Not only that, but the kid with the golden left arm can pitch a bit too, firing a baseball with as much force and purpose of a pigskin. While DiGiorgio’s mechanics on the mound still need some refining (namely harnessing his control and throwing offspeed pitches with confidence), his coach loves the fact that he has a backup pitcher who can reach the mid-80s on the radar gun.
“Throwing a baseball and football successfully, that’s a total 180-degree turn,” Namnun said. “Honestly, I didn’t expect him to be so impactful right away. I thought he could maybe make a difference on the mound come late April, but we’ve had to change our goals for him now. I’ve had to adjust my lineup to bat him third because he hits the ball on the screws every time. Not only can he help us pitching, but if he continues on this meteoric rise, he can be one of the best hitters in our league this year.
“You could have given me 50 names on who my center fielder would be, and I never would have guessed Tim. But he just picks things up so easily.”
DiGiorgio has even surprised himself a bit.
“I didn’t really expect to be a key contributor,” he admitted. “I figured I’d try to make the team and maybe get a starting spot. It’s still a process, and I’m not all the way there yet. I’ve still got a lot of work to do.”
Namnun told a story of an earlier game this season against division foe Prep Charter when a professional scout came to watch the 6’5’’ Montero — a future Major League hopeful — play first and display his tremendous power at the plate. By the third inning, the scout had gone to retrieve a radar gun from his vehicle, suddenly transfixed by the tall, lanky kid throwing gas on the mound.

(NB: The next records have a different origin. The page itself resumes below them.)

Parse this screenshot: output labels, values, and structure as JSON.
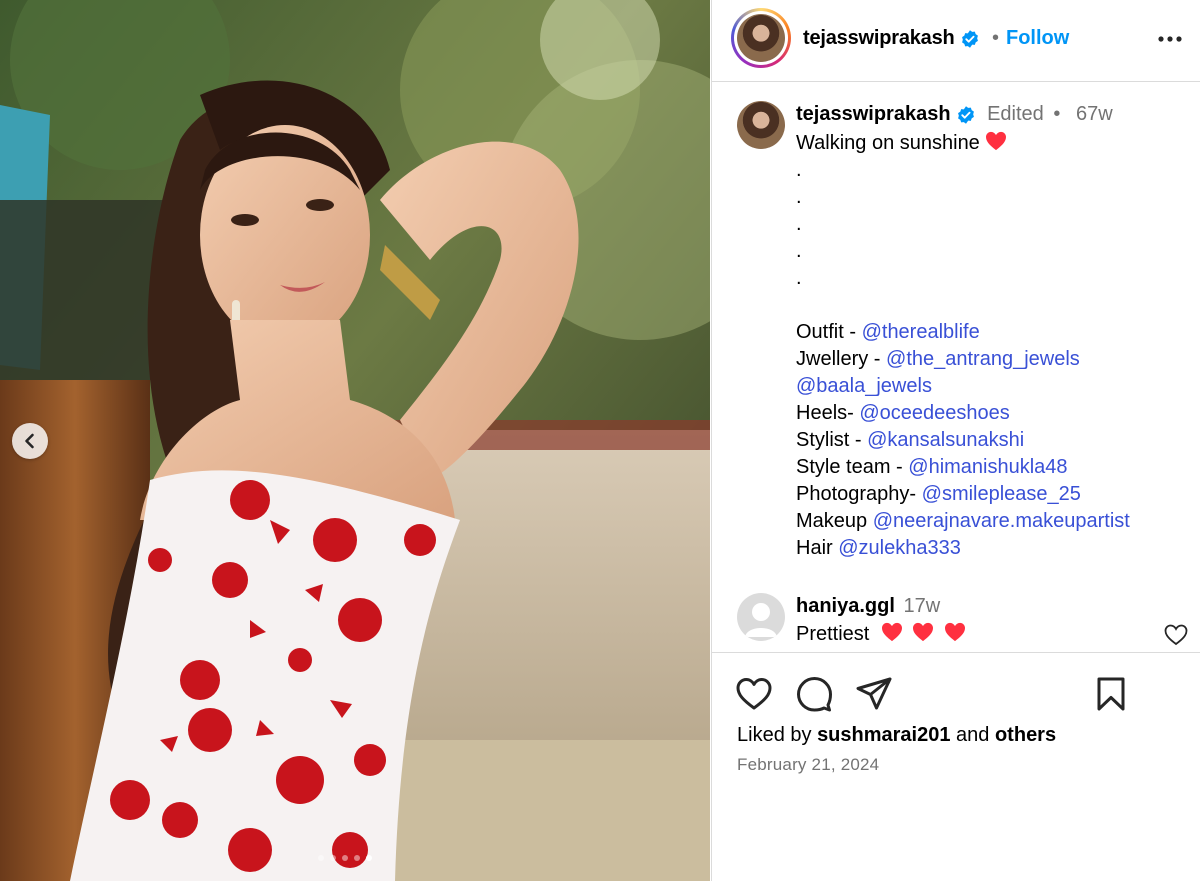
{
  "post": {
    "author": "tejasswiprakash",
    "follow_label": "Follow",
    "separator": "•",
    "slides": {
      "count": 5,
      "active_index": 4
    }
  },
  "caption": {
    "username": "tejasswiprakash",
    "edited_label": "Edited",
    "dot": "•",
    "age": "67w",
    "title_text": "Walking on sunshine",
    "title_emoji": "❤️",
    "dots": [
      ".",
      ".",
      ".",
      ".",
      "."
    ],
    "credits": [
      {
        "label": "Outfit - ",
        "mention": "@therealblife"
      },
      {
        "label": "Jwellery - ",
        "mention": "@the_antrang_jewels"
      },
      {
        "label": "",
        "mention": "@baala_jewels"
      },
      {
        "label": "Heels- ",
        "mention": "@oceedeeshoes"
      },
      {
        "label": "Stylist - ",
        "mention": "@kansalsunakshi"
      },
      {
        "label": "Style team - ",
        "mention": "@himanishukla48"
      },
      {
        "label": "Photography- ",
        "mention": "@smileplease_25"
      },
      {
        "label": "Makeup ",
        "mention": "@neerajnavare.makeupartist"
      },
      {
        "label": "Hair ",
        "mention": "@zulekha333"
      }
    ]
  },
  "comment": {
    "username": "haniya.ggl",
    "age": "17w",
    "text": "Prettiest",
    "emojis": "❤️ ❤️ ❤️"
  },
  "engagement": {
    "liked_prefix": "Liked by ",
    "liked_user": "sushmarai201",
    "liked_mid": " and ",
    "liked_others": "others",
    "date": "February 21, 2024"
  },
  "icons": {
    "like": "heart-icon",
    "comment": "comment-icon",
    "share": "share-icon",
    "save": "bookmark-icon",
    "more": "more-options-icon",
    "prev": "chevron-left-icon",
    "verified": "verified-badge-icon"
  },
  "colors": {
    "link": "#3950d6",
    "follow": "#0095f6",
    "verified": "#0095f6",
    "heart": "#ff3040",
    "muted": "#737373",
    "dress_red": "#c8141c"
  }
}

“That scout’s mission sheet went from ‘Kevin Montero’ to ‘Kevin Montero’ and ‘Who is this kid?’” Namnun said. “He does it naturally. That’s athleticism. Plus, he’s a bulldog. That’s what he brings to the table.”
On a team that lost seven starters from last year’s group, DiGiorgio’s surprise emergence has been pure bliss for Namnun. DiGiorgio’s calming presence on the field as a leader makes the young players more comfortable, even if most of them don’t know a football from a beach ball.

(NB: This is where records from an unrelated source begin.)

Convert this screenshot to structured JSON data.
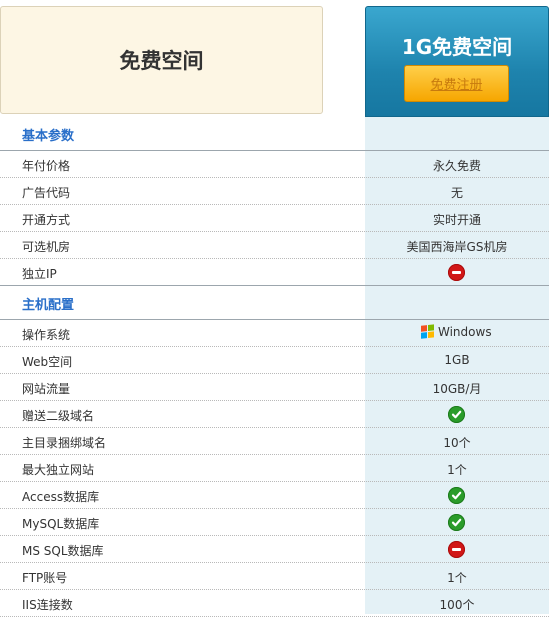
{
  "header": {
    "left_title": "免费空间",
    "plan_title": "1G免费空间",
    "register_label": "免费注册"
  },
  "sections": [
    {
      "title": "基本参数",
      "rows": [
        {
          "label": "年付价格",
          "value": "永久免费",
          "icon": null
        },
        {
          "label": "广告代码",
          "value": "无",
          "icon": null
        },
        {
          "label": "开通方式",
          "value": "实时开通",
          "icon": null
        },
        {
          "label": "可选机房",
          "value": "美国西海岸GS机房",
          "icon": null
        },
        {
          "label": "独立IP",
          "value": null,
          "icon": "no-icon"
        }
      ]
    },
    {
      "title": "主机配置",
      "rows": [
        {
          "label": "操作系统",
          "value": "Windows",
          "icon": "windows-icon"
        },
        {
          "label": "Web空间",
          "value": "1GB",
          "icon": null
        },
        {
          "label": "网站流量",
          "value": "10GB/月",
          "icon": null
        },
        {
          "label": "赠送二级域名",
          "value": null,
          "icon": "yes-icon"
        },
        {
          "label": "主目录捆绑域名",
          "value": "10个",
          "icon": null
        },
        {
          "label": "最大独立网站",
          "value": "1个",
          "icon": null
        },
        {
          "label": "Access数据库",
          "value": null,
          "icon": "yes-icon"
        },
        {
          "label": "MySQL数据库",
          "value": null,
          "icon": "yes-icon"
        },
        {
          "label": "MS SQL数据库",
          "value": null,
          "icon": "no-icon"
        },
        {
          "label": "FTP账号",
          "value": "1个",
          "icon": null
        },
        {
          "label": "IIS连接数",
          "value": "100个",
          "icon": null
        }
      ]
    }
  ],
  "colors": {
    "accent_blue": "#1e83ad",
    "section_title": "#2a6fc9",
    "button_orange": "#f6a600",
    "yes_green": "#2a9c2a",
    "no_red": "#d11717",
    "left_header_bg": "#fdf6e4",
    "value_column_bg": "#e4f1f6"
  }
}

“My second biggest concern was Tim not exactly fitting the traditional Frankford baseball mode,” Namnun said of the program’s heavy Latin-American influence. “But he befriended kids instantly, kids who don’t even speak much English. He cracks one-liners to keep them loose, but he also teaches them. It’s been fascinating, and honestly amazing, to watch.”
Just to be clear, football still comes first for DiGiorgio. However, with the Pioneers off to a quick 3-1 league start and him being right in the middle of the action, he is open to the possibility of giving baseball a shot at Temple … if his football coaches allow it.
“It’s in the back of my mind,” he said. “I’d like to do both, so we’ll have to wait and see. Playing competitive sports is just who I am. I like it out there in center, being the quarterback of the defense.”
And make no mistake about it: DiGiorgio would absolutely love to win one more championship at a school that has grown to mean so much to him. If not, that’s OK too, because as he’s finding out, giving baseball a shot has proven to be a fitting end for a guy who will go down as one of the all-time greats at a school that’s produced plenty of legendary performers over time.
“It’d mean everything to finish up with another championship,” he said. “But that’s number two … number one is to go out and just have fun with the guys on this team in the time we have left. But if we did win?
“It would be a great ending to a pretty good book.” ••